Exercise brief:
Copy each line of the records that holds the string "good".

Items from an interface collection:
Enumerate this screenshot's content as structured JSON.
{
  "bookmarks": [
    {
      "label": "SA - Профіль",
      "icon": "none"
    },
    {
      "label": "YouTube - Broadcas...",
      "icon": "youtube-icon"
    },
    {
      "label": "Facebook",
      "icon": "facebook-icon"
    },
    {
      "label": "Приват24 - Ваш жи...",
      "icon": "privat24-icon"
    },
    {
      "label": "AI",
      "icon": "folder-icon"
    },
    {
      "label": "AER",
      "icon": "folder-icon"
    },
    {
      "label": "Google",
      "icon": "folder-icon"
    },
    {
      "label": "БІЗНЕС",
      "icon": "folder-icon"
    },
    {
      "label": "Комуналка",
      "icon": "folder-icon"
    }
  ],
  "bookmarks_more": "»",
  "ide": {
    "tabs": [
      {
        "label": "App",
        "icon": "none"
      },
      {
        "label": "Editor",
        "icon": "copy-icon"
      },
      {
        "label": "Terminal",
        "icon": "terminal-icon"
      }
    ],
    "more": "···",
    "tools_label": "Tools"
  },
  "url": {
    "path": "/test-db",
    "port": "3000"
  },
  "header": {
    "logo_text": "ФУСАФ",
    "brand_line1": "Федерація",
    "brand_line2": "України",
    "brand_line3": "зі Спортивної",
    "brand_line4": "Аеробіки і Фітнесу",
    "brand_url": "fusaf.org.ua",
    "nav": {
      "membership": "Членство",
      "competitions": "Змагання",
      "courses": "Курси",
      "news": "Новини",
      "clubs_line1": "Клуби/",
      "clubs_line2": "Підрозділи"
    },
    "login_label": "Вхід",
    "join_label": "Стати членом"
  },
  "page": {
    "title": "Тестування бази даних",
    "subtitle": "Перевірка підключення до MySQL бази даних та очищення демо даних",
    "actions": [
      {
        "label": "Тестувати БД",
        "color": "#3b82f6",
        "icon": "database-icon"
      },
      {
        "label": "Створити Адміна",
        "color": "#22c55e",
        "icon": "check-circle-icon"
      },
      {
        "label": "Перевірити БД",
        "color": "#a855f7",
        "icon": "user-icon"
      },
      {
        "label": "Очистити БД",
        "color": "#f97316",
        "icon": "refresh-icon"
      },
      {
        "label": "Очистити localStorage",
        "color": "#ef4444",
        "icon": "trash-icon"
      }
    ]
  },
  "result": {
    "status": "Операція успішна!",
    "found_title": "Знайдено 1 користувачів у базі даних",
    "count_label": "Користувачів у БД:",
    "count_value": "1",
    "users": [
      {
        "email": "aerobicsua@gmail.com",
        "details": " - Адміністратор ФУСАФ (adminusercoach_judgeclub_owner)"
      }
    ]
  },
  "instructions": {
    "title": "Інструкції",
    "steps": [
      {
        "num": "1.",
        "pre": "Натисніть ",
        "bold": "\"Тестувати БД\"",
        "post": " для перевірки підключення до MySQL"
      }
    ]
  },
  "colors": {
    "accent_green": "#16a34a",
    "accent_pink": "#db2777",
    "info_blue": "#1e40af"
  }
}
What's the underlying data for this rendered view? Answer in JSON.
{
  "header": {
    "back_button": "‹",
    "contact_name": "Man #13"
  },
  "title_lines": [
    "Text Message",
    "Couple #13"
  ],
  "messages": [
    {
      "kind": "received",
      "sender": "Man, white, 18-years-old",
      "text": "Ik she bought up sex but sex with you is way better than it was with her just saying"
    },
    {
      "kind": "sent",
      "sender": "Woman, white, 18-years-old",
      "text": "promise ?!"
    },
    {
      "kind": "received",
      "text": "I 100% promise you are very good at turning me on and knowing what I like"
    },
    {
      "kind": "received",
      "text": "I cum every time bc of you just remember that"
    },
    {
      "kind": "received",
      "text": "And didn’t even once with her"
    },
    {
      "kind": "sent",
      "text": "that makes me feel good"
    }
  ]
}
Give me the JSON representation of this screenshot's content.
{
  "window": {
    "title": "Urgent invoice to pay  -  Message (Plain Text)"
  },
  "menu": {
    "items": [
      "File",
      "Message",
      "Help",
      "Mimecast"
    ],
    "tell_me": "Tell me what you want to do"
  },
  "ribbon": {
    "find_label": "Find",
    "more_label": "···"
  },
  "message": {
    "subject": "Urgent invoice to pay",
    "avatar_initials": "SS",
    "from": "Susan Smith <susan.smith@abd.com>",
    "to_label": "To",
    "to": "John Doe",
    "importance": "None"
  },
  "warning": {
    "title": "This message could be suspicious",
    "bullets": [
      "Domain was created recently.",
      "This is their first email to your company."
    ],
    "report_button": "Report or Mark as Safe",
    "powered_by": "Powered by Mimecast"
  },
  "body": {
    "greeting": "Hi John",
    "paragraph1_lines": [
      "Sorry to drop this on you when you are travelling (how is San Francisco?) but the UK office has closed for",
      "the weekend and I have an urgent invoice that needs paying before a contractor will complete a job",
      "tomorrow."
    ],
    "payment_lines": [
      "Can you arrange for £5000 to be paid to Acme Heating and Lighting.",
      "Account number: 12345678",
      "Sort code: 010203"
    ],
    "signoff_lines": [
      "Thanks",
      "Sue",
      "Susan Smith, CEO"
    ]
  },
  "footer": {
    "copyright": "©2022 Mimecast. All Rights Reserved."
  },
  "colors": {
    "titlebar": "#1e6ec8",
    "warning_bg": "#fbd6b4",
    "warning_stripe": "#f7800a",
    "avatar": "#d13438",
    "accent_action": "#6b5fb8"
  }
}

Response box:
      "text": "I 100% promise you are very good at turning me on and knowing what I like"
      "text": "that makes me feel good"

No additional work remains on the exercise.